Ignore Distractions – Just prior to the time you plan to run, don’t let the computer, TV, telephone, etc. grab your attention. Don’t let that time you set aside to train slip away.

Unforeseen Glitches – Even the best-laid plans sometimes go awry. If a family emergency or personal illness arises, just resume your training ASAP.

Mother Nature - Don’t let inclement weather stop you in your tracks. By dressing appropriately, running in the rain or cold can be an exhilarating experience. Also realize that the Bridge Run will go on as scheduled, rain or shine, yet another reason to learn to face the elements!

Self-Doubt and Anxiety – The best way to combat these stressors is to make sure that you get those training runs completed. Knowing that you have trained properly increases self-confidence. Use mental strategies like visualization (seeing yourself in your mind’s eye cross the finish line) and self-talk (telling yourself during times when your motivation to run is low, that you will enjoy the race by training properly).

Be Resourceful – There are numerous ways to create and maximize training opportunities:- Will your boss let you come into work later in the morning to run if you make up the time at the end of the day? Can you run during lunch?- Can your spouse or kids help with chores around the house?- Can your kids join you while training? Examples: You can use a baby jogger, kids can ride their bikes, run on a treadmill while kids watch TV, etc.
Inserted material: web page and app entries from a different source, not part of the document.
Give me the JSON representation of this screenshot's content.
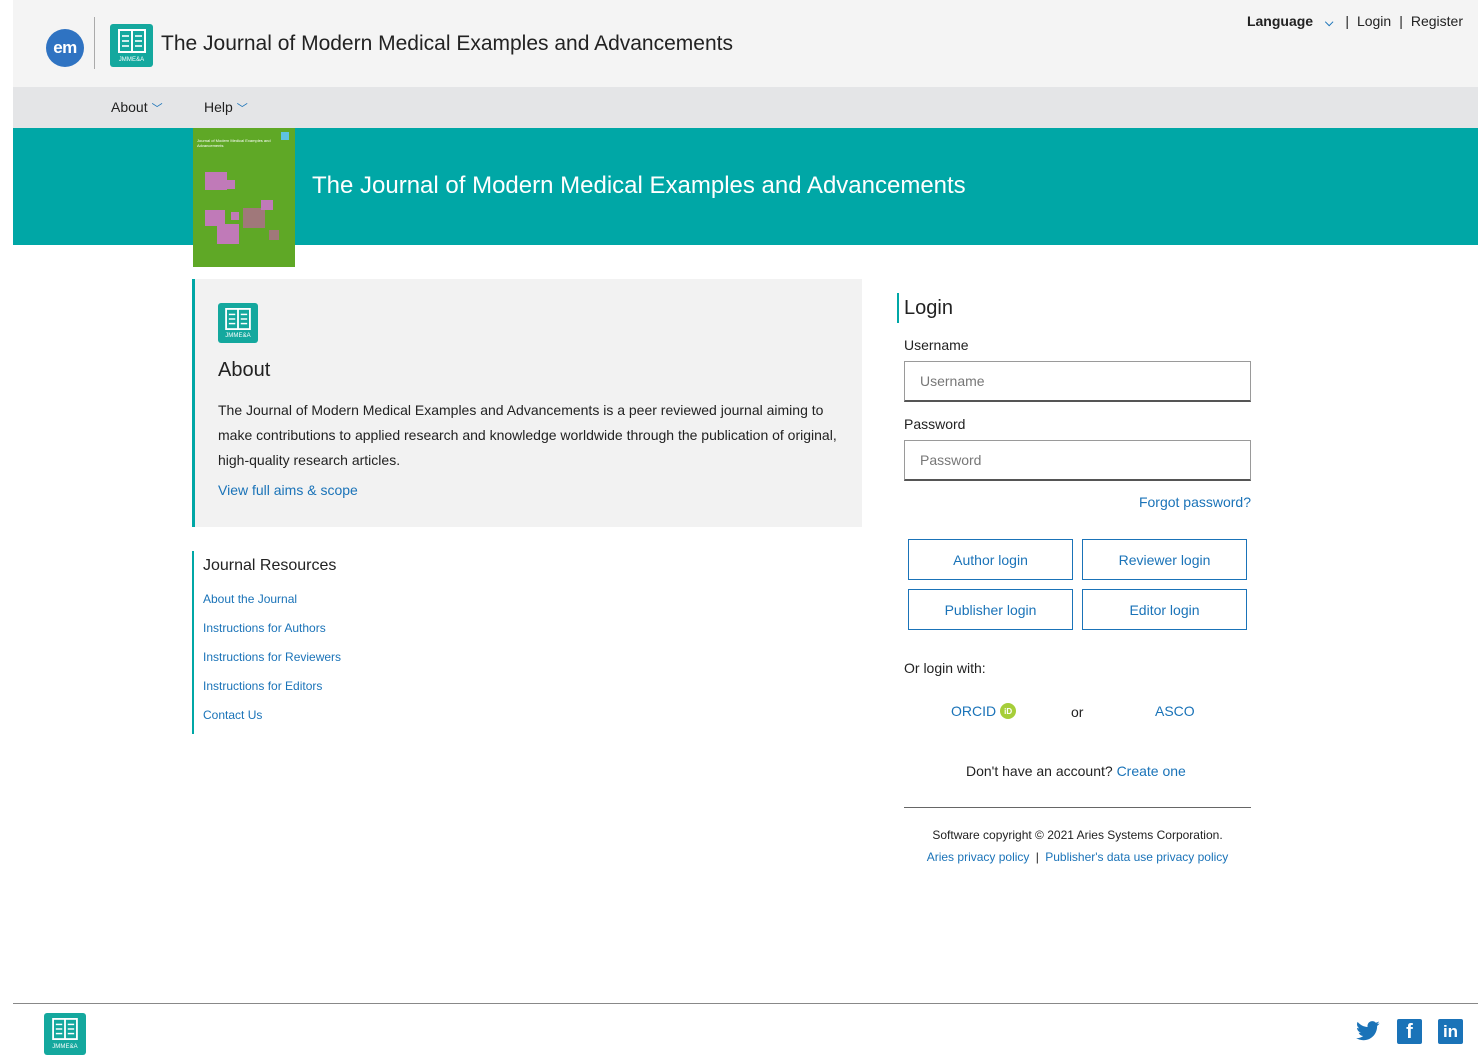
{
  "header": {
    "em_logo_text": "em",
    "logo_abbr": "JMME&A",
    "title": "The Journal of Modern Medical Examples and Advancements",
    "language_label": "Language",
    "login_label": "Login",
    "register_label": "Register",
    "separator": "|"
  },
  "nav": {
    "items": [
      {
        "label": "About"
      },
      {
        "label": "Help"
      }
    ]
  },
  "banner": {
    "title": "The Journal of Modern Medical Examples and Advancements",
    "cover_text": "Journal of Modern Medical Examples and Advancements"
  },
  "about": {
    "logo_abbr": "JMME&A",
    "heading": "About",
    "text": "The Journal of Modern Medical Examples and Advancements is a peer reviewed journal aiming to make contributions to applied research and knowledge worldwide through the publication of original, high-quality research articles.",
    "link": "View full aims & scope"
  },
  "resources": {
    "heading": "Journal Resources",
    "items": [
      {
        "label": "About the Journal"
      },
      {
        "label": "Instructions for Authors"
      },
      {
        "label": "Instructions for Reviewers"
      },
      {
        "label": "Instructions for Editors"
      },
      {
        "label": "Contact Us"
      }
    ]
  },
  "login": {
    "heading": "Login",
    "username_label": "Username",
    "username_placeholder": "Username",
    "username_value": "",
    "password_label": "Password",
    "password_placeholder": "Password",
    "password_value": "",
    "forgot": "Forgot password?",
    "buttons": {
      "author": "Author login",
      "reviewer": "Reviewer login",
      "publisher": "Publisher login",
      "editor": "Editor login"
    },
    "or_login_with": "Or login with:",
    "orcid": "ORCID",
    "orcid_badge": "iD",
    "or": "or",
    "asco": "ASCO",
    "no_account": "Don't have an account?",
    "create_one": "Create one",
    "copyright": "Software copyright © 2021 Aries Systems Corporation.",
    "aries_privacy": "Aries privacy policy",
    "publisher_privacy": "Publisher's data use privacy policy",
    "policy_separator": "|"
  },
  "footer": {
    "logo_abbr": "JMME&A",
    "social_icons": [
      "twitter-icon",
      "facebook-icon",
      "linkedin-icon"
    ]
  },
  "colors": {
    "teal": "#00a7a6",
    "link_blue": "#1a73b8",
    "logo_teal": "#14a89e",
    "em_blue": "#2f73c2",
    "cover_green": "#5fa826"
  }
}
Training Partner - Finding a friend to train with is both fun and motivating. Be sure that their pace closely matches yours. And above all, if they become a no-show, run anyway.

Reward Yourself – Treat yourself to a special reward (a new running outfit, massage, dinner at a nice restaurant, etc.) for accomplishing short-term goals along the way. By Art Liberman

Sunday, November 05, 2006

On the Surface

Treat your feet by avoiding rock-hard surfaces like concrete sidewalks; aim instead for grass or dirt trails. Find surfaces where the ground will absorb more shock, instead of passing it along to your legs, but try to be consistent. A sudden change to a new running surface can itself be a cause of injury. From Cool Running

Thursday, November 02, 2006

Running Movies

Here are some movies you can see if they have at your local Video store. They will help you get motivated and stay motivated to run. Take a look.... and enjoy!

Without Limits is a movie about the running life of Steve Prefontaine (a.k.a. Pre). Pre is known to many as the best American distance runner ever. This movie shows why. The records he broke are one thing, but his spirit and willingness to lay it all on the line every race is another. Starring Billy Crudup as Prefontaine and Donald Sutherland as legendary coach Bill Bowerman, this is a great, entertaining movie about the life of Pre.

Prefontaine is another film that provides a look into the running life of Steve Prefontaine. Much like Without Limits, this movie is entertaining and inspiring. Both are excellent and a must see for anyone who enjoys running movies.

Chariots of Fire is considered by many to be the greatest running movie of all time. Winner of the 1981 Academy Award for Best Picture, this film is a true story of two Olympic runners who won gold in the 1924 Olympics.

Running Brave is the story of Billy Mills, an American Indian and winner of the 10,000 meters at the 1964 Olympics. The win is considered to be one of the biggest upsets in Olympic history.